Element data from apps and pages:
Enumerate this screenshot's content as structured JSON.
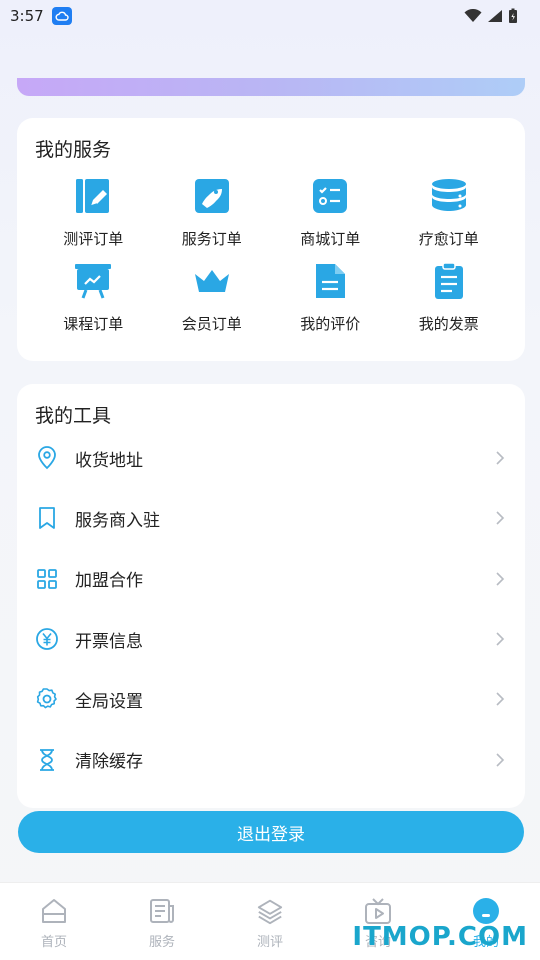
{
  "status_bar": {
    "time": "3:57"
  },
  "services": {
    "title": "我的服务",
    "items": [
      {
        "label": "测评订单",
        "icon": "assessment-icon"
      },
      {
        "label": "服务订单",
        "icon": "service-order-icon"
      },
      {
        "label": "商城订单",
        "icon": "mall-order-icon"
      },
      {
        "label": "疗愈订单",
        "icon": "healing-order-icon"
      },
      {
        "label": "课程订单",
        "icon": "course-order-icon"
      },
      {
        "label": "会员订单",
        "icon": "crown-icon"
      },
      {
        "label": "我的评价",
        "icon": "review-icon"
      },
      {
        "label": "我的发票",
        "icon": "invoice-icon"
      }
    ]
  },
  "tools": {
    "title": "我的工具",
    "items": [
      {
        "label": "收货地址",
        "icon": "location-pin-icon"
      },
      {
        "label": "服务商入驻",
        "icon": "bookmark-icon"
      },
      {
        "label": "加盟合作",
        "icon": "grid-icon"
      },
      {
        "label": "开票信息",
        "icon": "yuan-icon"
      },
      {
        "label": "全局设置",
        "icon": "gear-icon"
      },
      {
        "label": "清除缓存",
        "icon": "hourglass-icon"
      }
    ]
  },
  "logout_label": "退出登录",
  "tabbar": {
    "tabs": [
      {
        "label": "首页",
        "icon": "home-icon",
        "active": false
      },
      {
        "label": "服务",
        "icon": "news-icon",
        "active": false
      },
      {
        "label": "测评",
        "icon": "layers-icon",
        "active": false
      },
      {
        "label": "咨询",
        "icon": "tv-icon",
        "active": false
      },
      {
        "label": "我的",
        "icon": "profile-icon",
        "active": true
      }
    ]
  },
  "watermark": "ITMOP.COM",
  "colors": {
    "accent": "#2ab0e8",
    "icon_blue": "#2aa7e4",
    "tab_inactive": "#aeb3bb"
  }
}
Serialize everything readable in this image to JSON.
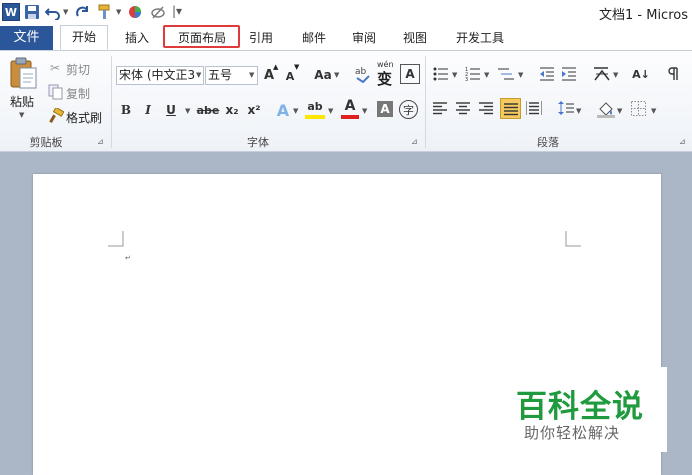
{
  "window": {
    "title": "文档1 - Micros"
  },
  "quick_access": {
    "customize_glyph": "|▾"
  },
  "tabs": {
    "file": "文件",
    "home": "开始",
    "insert": "插入",
    "page_layout": "页面布局",
    "references": "引用",
    "mailings": "邮件",
    "review": "审阅",
    "view": "视图",
    "developer": "开发工具"
  },
  "clipboard": {
    "paste": "粘贴",
    "cut": "剪切",
    "copy": "复制",
    "format_painter": "格式刷",
    "group_label": "剪贴板"
  },
  "font": {
    "font_name": "宋体 (中文正3",
    "font_size": "五号",
    "grow": "A",
    "shrink": "A",
    "change_case": "Aa",
    "bold": "B",
    "italic": "I",
    "underline": "U",
    "strike": "abe",
    "subscript": "x₂",
    "superscript": "x²",
    "text_effect": "A",
    "highlight": "ab",
    "font_color": "A",
    "char_shading": "A",
    "enclose": "字",
    "phonetic": "wén",
    "phonetic_char": "变",
    "char_border": "A",
    "group_label": "字体"
  },
  "paragraph": {
    "sort": "A↓",
    "group_label": "段落"
  },
  "document": {
    "cursor_mark": "↵"
  },
  "watermark": {
    "main": "百科全说",
    "sub": "助你轻松解决"
  },
  "colors": {
    "file_tab": "#2b579a",
    "highlight_outline": "#e03b3b",
    "watermark_green": "#1f9a3e",
    "doc_background": "#abb7c7",
    "highlight_yellow": "#ffe600",
    "font_color_red": "#e02020",
    "justify_active": "#f4c95d"
  }
}
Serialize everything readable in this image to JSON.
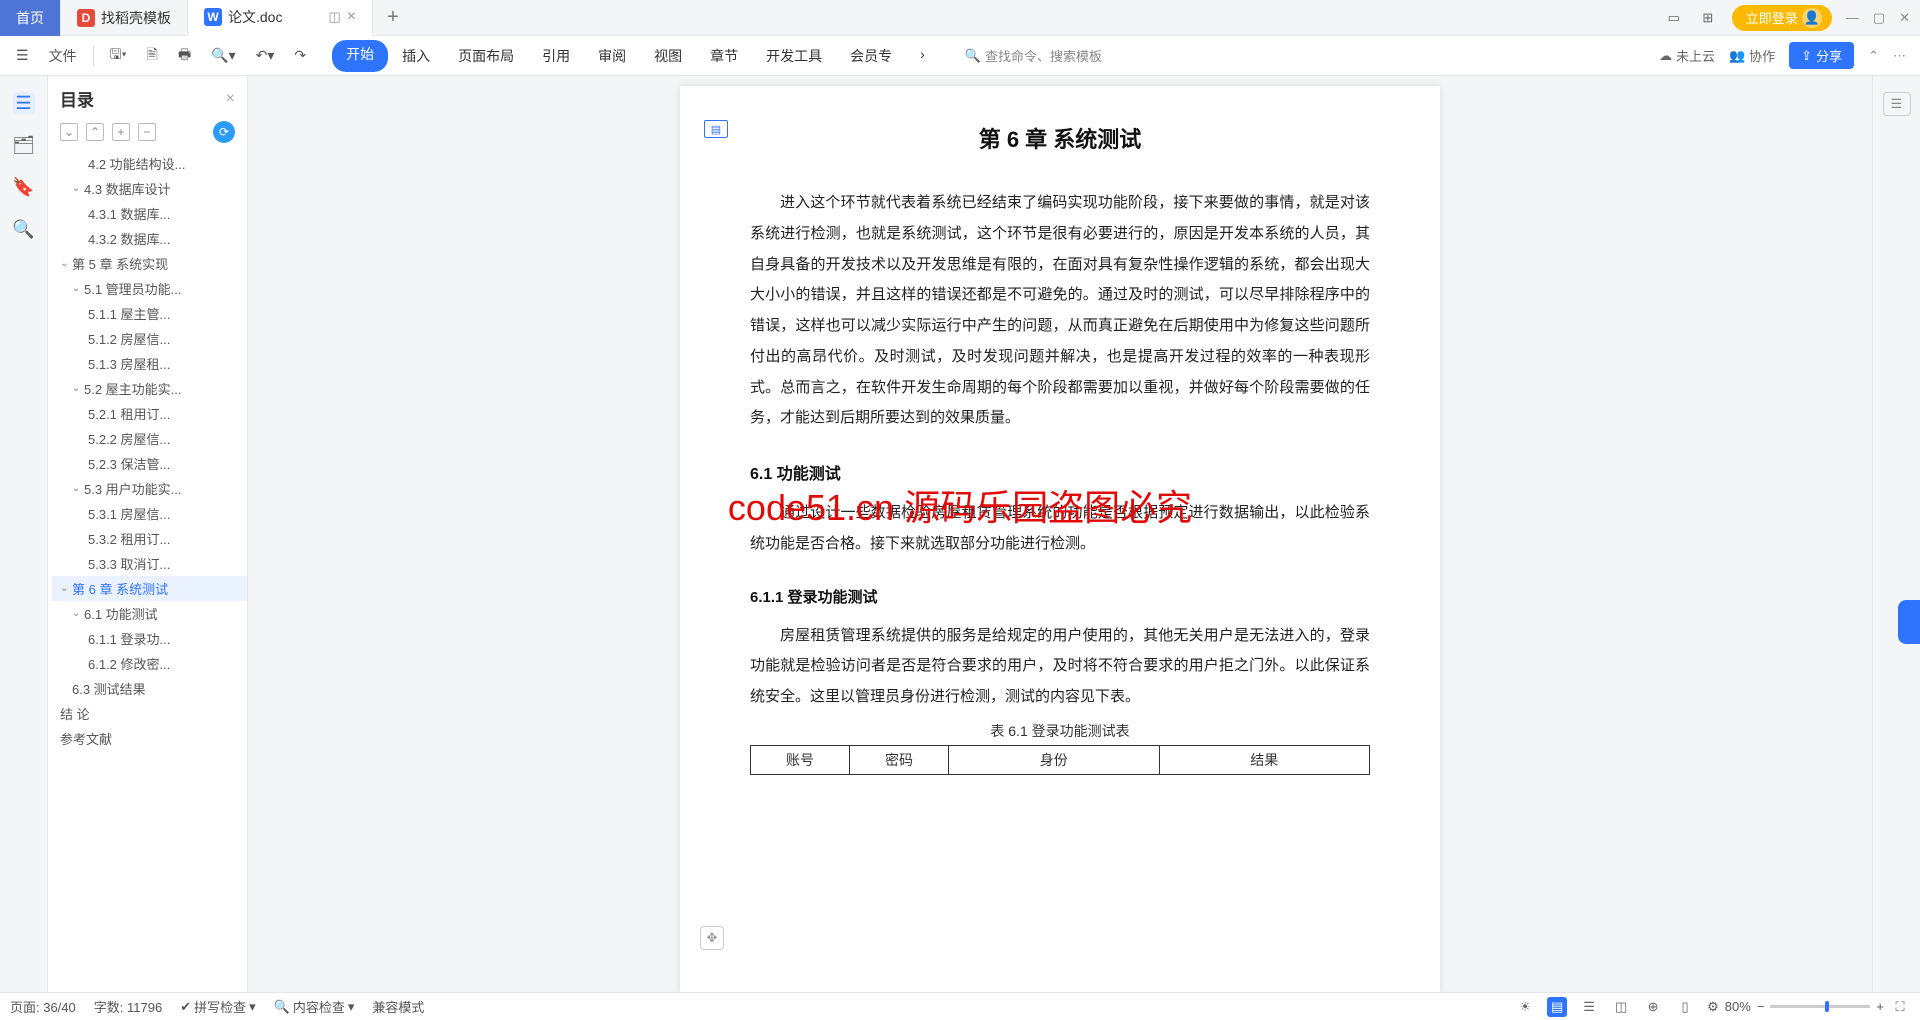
{
  "tabs": {
    "home": "首页",
    "template": "找稻壳模板",
    "doc": "论文.doc"
  },
  "tab_add": "+",
  "title_right": {
    "login": "立即登录"
  },
  "ribbon": {
    "file": "文件",
    "menu": [
      "开始",
      "插入",
      "页面布局",
      "引用",
      "审阅",
      "视图",
      "章节",
      "开发工具",
      "会员专"
    ],
    "search_placeholder": "查找命令、搜索模板",
    "cloud": "未上云",
    "collab": "协作",
    "share": "分享"
  },
  "outline": {
    "title": "目录",
    "tools": [
      "⌄",
      "⌃",
      "+",
      "−"
    ],
    "items": [
      {
        "l": 2,
        "t": "4.2 功能结构设..."
      },
      {
        "l": 1,
        "t": "4.3 数据库设计",
        "h": true
      },
      {
        "l": 2,
        "t": "4.3.1 数据库..."
      },
      {
        "l": 2,
        "t": "4.3.2 数据库..."
      },
      {
        "l": 0,
        "t": "第 5 章 系统实现",
        "h": true
      },
      {
        "l": 1,
        "t": "5.1 管理员功能...",
        "h": true
      },
      {
        "l": 2,
        "t": "5.1.1 屋主管..."
      },
      {
        "l": 2,
        "t": "5.1.2 房屋信..."
      },
      {
        "l": 2,
        "t": "5.1.3 房屋租..."
      },
      {
        "l": 1,
        "t": "5.2 屋主功能实...",
        "h": true
      },
      {
        "l": 2,
        "t": "5.2.1 租用订..."
      },
      {
        "l": 2,
        "t": "5.2.2 房屋信..."
      },
      {
        "l": 2,
        "t": "5.2.3 保洁管..."
      },
      {
        "l": 1,
        "t": "5.3 用户功能实...",
        "h": true
      },
      {
        "l": 2,
        "t": "5.3.1 房屋信..."
      },
      {
        "l": 2,
        "t": "5.3.2 租用订..."
      },
      {
        "l": 2,
        "t": "5.3.3 取消订..."
      },
      {
        "l": 0,
        "t": "第 6 章 系统测试",
        "h": true,
        "sel": true
      },
      {
        "l": 1,
        "t": "6.1 功能测试",
        "h": true
      },
      {
        "l": 2,
        "t": "6.1.1 登录功..."
      },
      {
        "l": 2,
        "t": "6.1.2 修改密..."
      },
      {
        "l": 1,
        "t": "6.3 测试结果"
      },
      {
        "l": 0,
        "t": "结  论"
      },
      {
        "l": 0,
        "t": "参考文献"
      }
    ]
  },
  "doc": {
    "title": "第 6 章  系统测试",
    "para1": "进入这个环节就代表着系统已经结束了编码实现功能阶段，接下来要做的事情，就是对该系统进行检测，也就是系统测试，这个环节是很有必要进行的，原因是开发本系统的人员，其自身具备的开发技术以及开发思维是有限的，在面对具有复杂性操作逻辑的系统，都会出现大大小小的错误，并且这样的错误还都是不可避免的。通过及时的测试，可以尽早排除程序中的错误，这样也可以减少实际运行中产生的问题，从而真正避免在后期使用中为修复这些问题所付出的高昂代价。及时测试，及时发现问题并解决，也是提高开发过程的效率的一种表现形式。总而言之，在软件开发生命周期的每个阶段都需要加以重视，并做好每个阶段需要做的任务，才能达到后期所要达到的效果质量。",
    "h2_61": "6.1  功能测试",
    "para2": "通过设计一些数据检验房屋租赁管理系统的功能是否根据预定进行数据输出，以此检验系统功能是否合格。接下来就选取部分功能进行检测。",
    "h3_611": "6.1.1  登录功能测试",
    "para3": "房屋租赁管理系统提供的服务是给规定的用户使用的，其他无关用户是无法进入的，登录功能就是检验访问者是否是符合要求的用户，及时将不符合要求的用户拒之门外。以此保证系统安全。这里以管理员身份进行检测，测试的内容见下表。",
    "tbl_caption": "表 6.1 登录功能测试表",
    "tbl_headers": [
      "账号",
      "密码",
      "身份",
      "结果"
    ]
  },
  "status": {
    "page": "页面: 36/40",
    "words": "字数: 11796",
    "spell": "拼写检查",
    "content": "内容检查",
    "compat": "兼容模式",
    "zoom": "80%"
  },
  "watermark": "code51.cn",
  "watermark_main": "code51.cn 源码乐园盗图必究"
}
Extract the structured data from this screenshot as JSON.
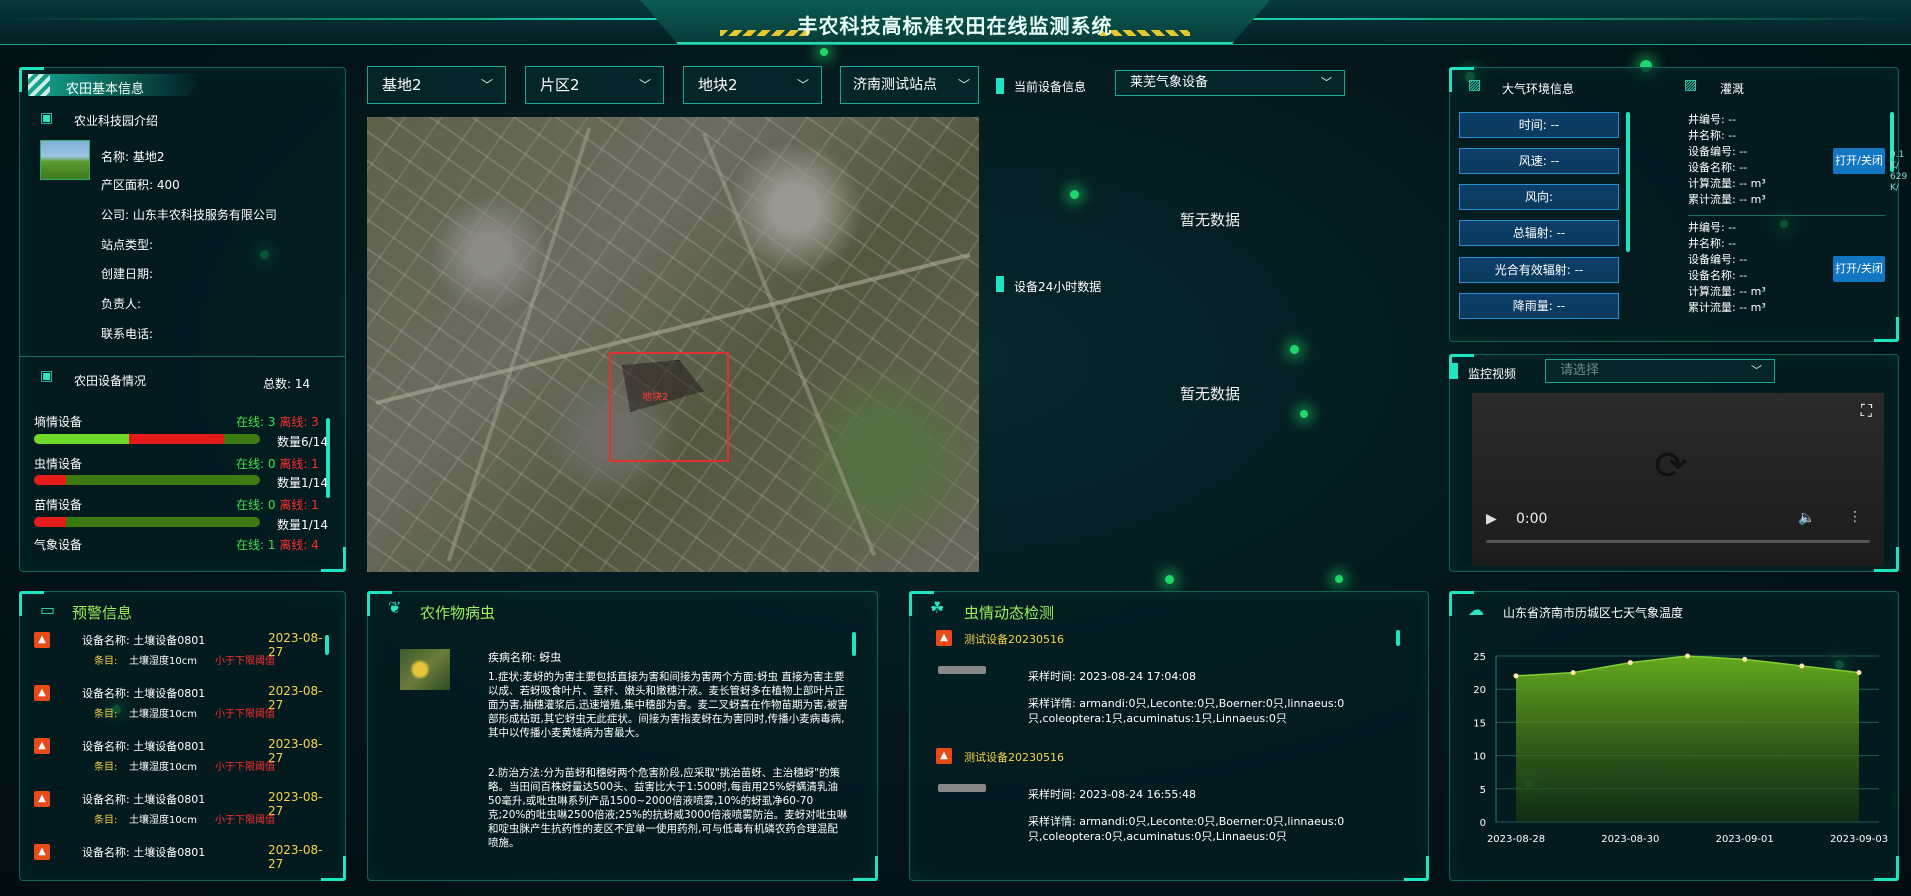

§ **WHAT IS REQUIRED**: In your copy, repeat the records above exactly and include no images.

§ **COMPLETED TASK**:
Enumerate this screenshot's content as structured JSON.
{
  "status_bar": {
    "time": "3:57"
  },
  "services": {
    "title": "我的服务",
    "items": [
      {
        "label": "测评订单",
        "icon": "assessment-icon"
      },
      {
        "label": "服务订单",
        "icon": "service-order-icon"
      },
      {
        "label": "商城订单",
        "icon": "mall-order-icon"
      },
      {
        "label": "疗愈订单",
        "icon": "healing-order-icon"
      },
      {
        "label": "课程订单",
        "icon": "course-order-icon"
      },
      {
        "label": "会员订单",
        "icon": "crown-icon"
      },
      {
        "label": "我的评价",
        "icon": "review-icon"
      },
      {
        "label": "我的发票",
        "icon": "invoice-icon"
      }
    ]
  },
  "tools": {
    "title": "我的工具",
    "items": [
      {
        "label": "收货地址",
        "icon": "location-pin-icon"
      },
      {
        "label": "服务商入驻",
        "icon": "bookmark-icon"
      },
      {
        "label": "加盟合作",
        "icon": "grid-icon"
      },
      {
        "label": "开票信息",
        "icon": "yuan-icon"
      },
      {
        "label": "全局设置",
        "icon": "gear-icon"
      },
      {
        "label": "清除缓存",
        "icon": "hourglass-icon"
      }
    ]
  },
  "logout_label": "退出登录",
  "tabbar": {
    "tabs": [
      {
        "label": "首页",
        "icon": "home-icon",
        "active": false
      },
      {
        "label": "服务",
        "icon": "news-icon",
        "active": false
      },
      {
        "label": "测评",
        "icon": "layers-icon",
        "active": false
      },
      {
        "label": "咨询",
        "icon": "tv-icon",
        "active": false
      },
      {
        "label": "我的",
        "icon": "profile-icon",
        "active": true
      }
    ]
  },
  "watermark": "ITMOP.COM",
  "colors": {
    "accent": "#2ab0e8",
    "icon_blue": "#2aa7e4",
    "tab_inactive": "#aeb3bb"
  }
}
Serialize everything readable in this image to JSON.
{
  "window": {
    "title": "文档1 - Micros"
  },
  "quick_access": {
    "customize_glyph": "|▾"
  },
  "tabs": {
    "file": "文件",
    "home": "开始",
    "insert": "插入",
    "page_layout": "页面布局",
    "references": "引用",
    "mailings": "邮件",
    "review": "审阅",
    "view": "视图",
    "developer": "开发工具"
  },
  "clipboard": {
    "paste": "粘贴",
    "cut": "剪切",
    "copy": "复制",
    "format_painter": "格式刷",
    "group_label": "剪贴板"
  },
  "font": {
    "font_name": "宋体 (中文正3",
    "font_size": "五号",
    "grow": "A",
    "shrink": "A",
    "change_case": "Aa",
    "bold": "B",
    "italic": "I",
    "underline": "U",
    "strike": "abe",
    "subscript": "x₂",
    "superscript": "x²",
    "text_effect": "A",
    "highlight": "ab",
    "font_color": "A",
    "char_shading": "A",
    "enclose": "字",
    "phonetic": "wén",
    "phonetic_char": "变",
    "char_border": "A",
    "group_label": "字体"
  },
  "paragraph": {
    "sort": "A↓",
    "group_label": "段落"
  },
  "document": {
    "cursor_mark": "↵"
  },
  "watermark": {
    "main": "百科全说",
    "sub": "助你轻松解决"
  },
  "colors": {
    "file_tab": "#2b579a",
    "highlight_outline": "#e03b3b",
    "watermark_green": "#1f9a3e",
    "doc_background": "#abb7c7",
    "highlight_yellow": "#ffe600",
    "font_color_red": "#e02020",
    "justify_active": "#f4c95d"
  }
}
Serialize everything readable in this image to JSON.
{
  "tabs": {
    "home": "首页",
    "template": "找稻壳模板",
    "doc": "论文.doc"
  },
  "tab_add": "+",
  "title_right": {
    "login": "立即登录"
  },
  "ribbon": {
    "file": "文件",
    "menu": [
      "开始",
      "插入",
      "页面布局",
      "引用",
      "审阅",
      "视图",
      "章节",
      "开发工具",
      "会员专"
    ],
    "search_placeholder": "查找命令、搜索模板",
    "cloud": "未上云",
    "collab": "协作",
    "share": "分享"
  },
  "outline": {
    "title": "目录",
    "tools": [
      "⌄",
      "⌃",
      "+",
      "−"
    ],
    "items": [
      {
        "l": 2,
        "t": "4.2 功能结构设..."
      },
      {
        "l": 1,
        "t": "4.3 数据库设计",
        "h": true
      },
      {
        "l": 2,
        "t": "4.3.1 数据库..."
      },
      {
        "l": 2,
        "t": "4.3.2 数据库..."
      },
      {
        "l": 0,
        "t": "第 5 章 系统实现",
        "h": true
      },
      {
        "l": 1,
        "t": "5.1 管理员功能...",
        "h": true
      },
      {
        "l": 2,
        "t": "5.1.1 屋主管..."
      },
      {
        "l": 2,
        "t": "5.1.2 房屋信..."
      },
      {
        "l": 2,
        "t": "5.1.3 房屋租..."
      },
      {
        "l": 1,
        "t": "5.2 屋主功能实...",
        "h": true
      },
      {
        "l": 2,
        "t": "5.2.1 租用订..."
      },
      {
        "l": 2,
        "t": "5.2.2 房屋信..."
      },
      {
        "l": 2,
        "t": "5.2.3 保洁管..."
      },
      {
        "l": 1,
        "t": "5.3 用户功能实...",
        "h": true
      },
      {
        "l": 2,
        "t": "5.3.1 房屋信..."
      },
      {
        "l": 2,
        "t": "5.3.2 租用订..."
      },
      {
        "l": 2,
        "t": "5.3.3 取消订..."
      },
      {
        "l": 0,
        "t": "第 6 章 系统测试",
        "h": true,
        "sel": true
      },
      {
        "l": 1,
        "t": "6.1 功能测试",
        "h": true
      },
      {
        "l": 2,
        "t": "6.1.1 登录功..."
      },
      {
        "l": 2,
        "t": "6.1.2 修改密..."
      },
      {
        "l": 1,
        "t": "6.3 测试结果"
      },
      {
        "l": 0,
        "t": "结  论"
      },
      {
        "l": 0,
        "t": "参考文献"
      }
    ]
  },
  "doc": {
    "title": "第 6 章  系统测试",
    "para1": "进入这个环节就代表着系统已经结束了编码实现功能阶段，接下来要做的事情，就是对该系统进行检测，也就是系统测试，这个环节是很有必要进行的，原因是开发本系统的人员，其自身具备的开发技术以及开发思维是有限的，在面对具有复杂性操作逻辑的系统，都会出现大大小小的错误，并且这样的错误还都是不可避免的。通过及时的测试，可以尽早排除程序中的错误，这样也可以减少实际运行中产生的问题，从而真正避免在后期使用中为修复这些问题所付出的高昂代价。及时测试，及时发现问题并解决，也是提高开发过程的效率的一种表现形式。总而言之，在软件开发生命周期的每个阶段都需要加以重视，并做好每个阶段需要做的任务，才能达到后期所要达到的效果质量。",
    "h2_61": "6.1  功能测试",
    "para2": "通过设计一些数据检验房屋租赁管理系统的功能是否根据预定进行数据输出，以此检验系统功能是否合格。接下来就选取部分功能进行检测。",
    "h3_611": "6.1.1  登录功能测试",
    "para3": "房屋租赁管理系统提供的服务是给规定的用户使用的，其他无关用户是无法进入的，登录功能就是检验访问者是否是符合要求的用户，及时将不符合要求的用户拒之门外。以此保证系统安全。这里以管理员身份进行检测，测试的内容见下表。",
    "tbl_caption": "表 6.1 登录功能测试表",
    "tbl_headers": [
      "账号",
      "密码",
      "身份",
      "结果"
    ]
  },
  "status": {
    "page": "页面: 36/40",
    "words": "字数: 11796",
    "spell": "拼写检查",
    "content": "内容检查",
    "compat": "兼容模式",
    "zoom": "80%"
  },
  "watermark": "code51.cn",
  "watermark_main": "code51.cn 源码乐园盗图必究"
}
Extract the structured data from this screenshot as JSON.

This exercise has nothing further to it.